    Best Buy is on the same road because they don’t make sure their sales teams are actually experts. CompUSA suffered a similar problem. They provide training, but it is limited to reading the specs on the box. Your experience will vary from employee to employee. There are good ones who are just trying to keep a job in their field of expertise while they look for something better. Sometimes you get one who reads all the tech blogs and has a clue, sometimes you get one that really only has the pathetic training provided by the company. Do some of your own research! This article is a great start.One other thing I think you should mention:Sometimes you don’t actually need a new computer to get it to go faster! A lot of the slow downs your PC gets over the time you use it is caused by bloat on your Windows install. I’m not talking about the junk software included when you bought it, I mean stuff you’ve done and installed, removed and stuff you no longer need. Sometimes, you just need to start over and re-install windows from scratch (format the drive). Make backups of your files and use that recovery disc! You will get a fresh start that will make your PC feel exactly like it did when you bought it. It was fast back then right?The only time you really need to upgrade your hardware is if your software is too heavy for it. My mom runs a 5 year old laptop. My desktop I built for gaming is 4.5 years old and can STILL play the new games (albeit at reduced graphics settings). My netbook runs Ubuntu, my little file server is an atom 330. Sometimes there is no reason to upgrade your hardware. Try starting over with the software if everything feels slow and you don’t need new software!

  • Donald Harris

    Your paragraph,
    Higher Price Means Better Performance
    applies to lots of things besides pc hardware.

    I sell a line of non-pc products on eBay. They’re not an expensive item, but a very good margin and volume makes it worth my time and effort. I had one model listed at a low price. No competitor has a similar product. But, it wasn’t a big seller even though I have, for the most part, the corner on the eBay market for it. I knew people used this model, but still there wasn’t very many takers.

    For some reason, I got the thought to raise the price on that model 50%  Bingo! That one now flies out the door and has become one of my best sellers.

    So, I love it that people have that misconception about price being a performance or quality marker. :)

    • Daniel Dover

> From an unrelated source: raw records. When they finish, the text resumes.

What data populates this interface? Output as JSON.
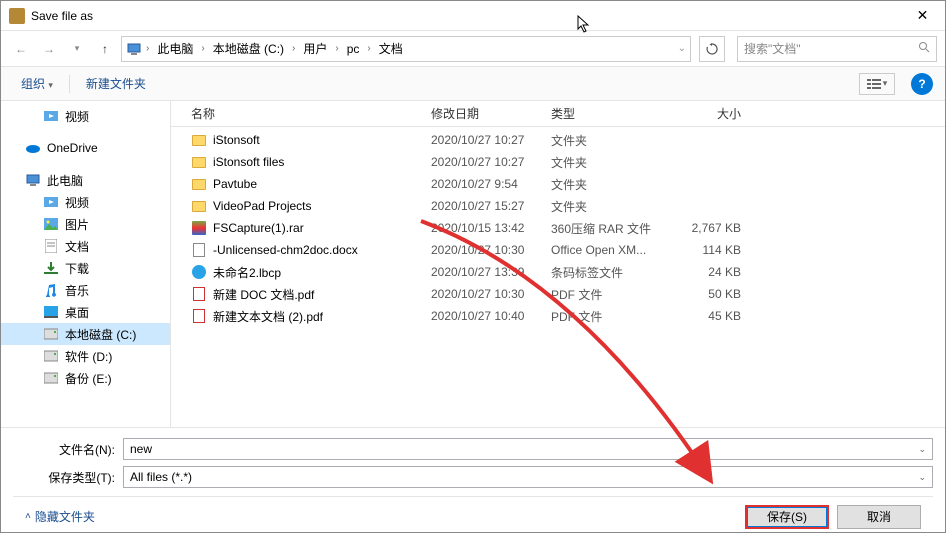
{
  "window": {
    "title": "Save file as"
  },
  "nav": {
    "breadcrumb": [
      "此电脑",
      "本地磁盘 (C:)",
      "用户",
      "pc",
      "文档"
    ],
    "search_placeholder": "搜索\"文档\""
  },
  "toolbar": {
    "organize": "组织",
    "new_folder": "新建文件夹"
  },
  "sidebar": {
    "items": [
      {
        "icon": "video",
        "label": "视频",
        "indent": true
      },
      {
        "icon": "onedrive",
        "label": "OneDrive",
        "indent": false,
        "top_gap": true
      },
      {
        "icon": "pc",
        "label": "此电脑",
        "indent": false,
        "top_gap": true
      },
      {
        "icon": "video",
        "label": "视频",
        "indent": true
      },
      {
        "icon": "pictures",
        "label": "图片",
        "indent": true
      },
      {
        "icon": "documents",
        "label": "文档",
        "indent": true
      },
      {
        "icon": "downloads",
        "label": "下载",
        "indent": true
      },
      {
        "icon": "music",
        "label": "音乐",
        "indent": true
      },
      {
        "icon": "desktop",
        "label": "桌面",
        "indent": true
      },
      {
        "icon": "disk",
        "label": "本地磁盘 (C:)",
        "indent": true,
        "selected": true
      },
      {
        "icon": "disk",
        "label": "软件 (D:)",
        "indent": true
      },
      {
        "icon": "disk",
        "label": "备份 (E:)",
        "indent": true
      }
    ]
  },
  "columns": {
    "name": "名称",
    "date": "修改日期",
    "type": "类型",
    "size": "大小"
  },
  "files": [
    {
      "icon": "folder",
      "name": "iStonsoft",
      "date": "2020/10/27 10:27",
      "type": "文件夹",
      "size": ""
    },
    {
      "icon": "folder",
      "name": "iStonsoft files",
      "date": "2020/10/27 10:27",
      "type": "文件夹",
      "size": ""
    },
    {
      "icon": "folder",
      "name": "Pavtube",
      "date": "2020/10/27 9:54",
      "type": "文件夹",
      "size": ""
    },
    {
      "icon": "folder",
      "name": "VideoPad Projects",
      "date": "2020/10/27 15:27",
      "type": "文件夹",
      "size": ""
    },
    {
      "icon": "rar",
      "name": "FSCapture(1).rar",
      "date": "2020/10/15 13:42",
      "type": "360压缩 RAR 文件",
      "size": "2,767 KB"
    },
    {
      "icon": "docx",
      "name": "-Unlicensed-chm2doc.docx",
      "date": "2020/10/27 10:30",
      "type": "Office Open XM...",
      "size": "114 KB"
    },
    {
      "icon": "lbcp",
      "name": "未命名2.lbcp",
      "date": "2020/10/27 13:39",
      "type": "条码标签文件",
      "size": "24 KB"
    },
    {
      "icon": "pdf",
      "name": "新建 DOC 文档.pdf",
      "date": "2020/10/27 10:30",
      "type": "PDF 文件",
      "size": "50 KB"
    },
    {
      "icon": "pdf",
      "name": "新建文本文档 (2).pdf",
      "date": "2020/10/27 10:40",
      "type": "PDF 文件",
      "size": "45 KB"
    }
  ],
  "fields": {
    "filename_label": "文件名(N):",
    "filename_value": "new",
    "filetype_label": "保存类型(T):",
    "filetype_value": "All files (*.*)"
  },
  "footer": {
    "hide_folders": "隐藏文件夹",
    "save": "保存(S)",
    "cancel": "取消"
  }
}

      I saw this happen at a yard-sale once.  I had some people on the hook for a couch for $20, and the guy in charge the yard-sale walks up and starts offering it for $1.  The couple promptly gets a disgusted look on their face and leave.  I was just a teen at the time, but I could clearly see what was going on: $20 for a couch is a great deal!  We were haggling over the price, because it was clearly a worthy item.  But at $1, they thought the guy was trying to get rid of it and that there was something wrong with it.  It’s weird how that works, but it’s true.  People correlate price with value.

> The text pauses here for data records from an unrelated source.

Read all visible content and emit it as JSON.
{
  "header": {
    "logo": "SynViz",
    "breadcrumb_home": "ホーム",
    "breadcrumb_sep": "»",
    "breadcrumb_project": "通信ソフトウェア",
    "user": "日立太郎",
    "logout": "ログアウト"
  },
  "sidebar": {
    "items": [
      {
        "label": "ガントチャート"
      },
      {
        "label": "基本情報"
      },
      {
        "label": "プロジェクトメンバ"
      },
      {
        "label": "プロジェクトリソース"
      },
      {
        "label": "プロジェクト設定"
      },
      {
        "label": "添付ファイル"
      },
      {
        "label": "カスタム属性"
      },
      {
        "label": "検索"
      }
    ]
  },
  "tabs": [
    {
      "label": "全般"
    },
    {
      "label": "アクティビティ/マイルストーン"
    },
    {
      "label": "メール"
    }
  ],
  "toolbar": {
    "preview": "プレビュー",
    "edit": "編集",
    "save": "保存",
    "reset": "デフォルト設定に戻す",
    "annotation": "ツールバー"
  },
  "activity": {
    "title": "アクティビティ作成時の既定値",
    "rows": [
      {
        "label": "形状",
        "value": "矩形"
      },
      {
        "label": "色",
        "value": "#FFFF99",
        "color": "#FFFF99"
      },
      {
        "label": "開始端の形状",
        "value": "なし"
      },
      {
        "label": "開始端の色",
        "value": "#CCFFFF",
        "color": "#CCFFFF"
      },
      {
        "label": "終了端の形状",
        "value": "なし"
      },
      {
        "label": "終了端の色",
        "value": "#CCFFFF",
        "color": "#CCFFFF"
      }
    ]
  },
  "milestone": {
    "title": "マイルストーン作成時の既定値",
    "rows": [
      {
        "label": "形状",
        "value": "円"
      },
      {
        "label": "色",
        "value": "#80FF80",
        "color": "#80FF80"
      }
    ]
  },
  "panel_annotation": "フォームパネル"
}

  • Hofnet

    I  have reading in multiple places the concept that you don’t need a super computer to read mail, listen to music, and online banking/shopping.

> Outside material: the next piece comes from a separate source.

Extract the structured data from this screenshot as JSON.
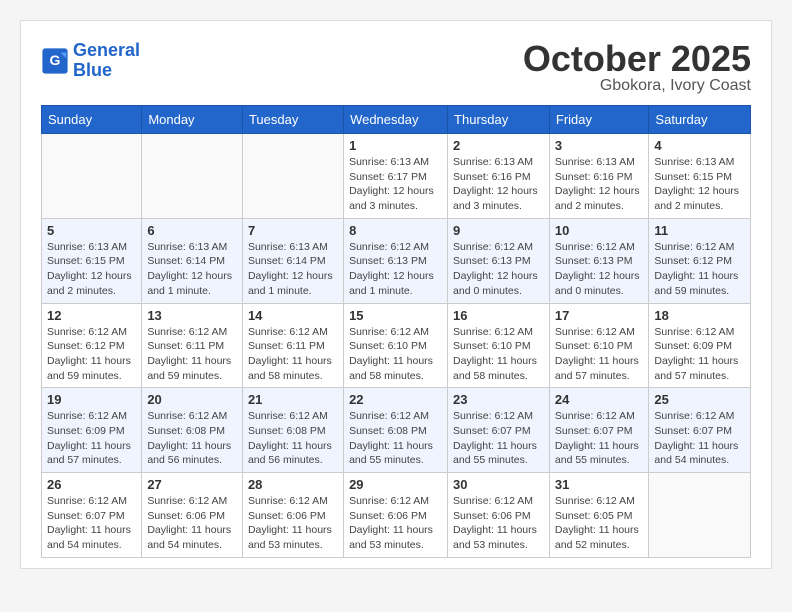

    I find I don’t have the time to play games like medel of honor and such anymore.

    I’m begining to wonder if you need faster cpus and more memory just to feed the newer MS operating systems.

  • Lulu

    And wait a month to get it back.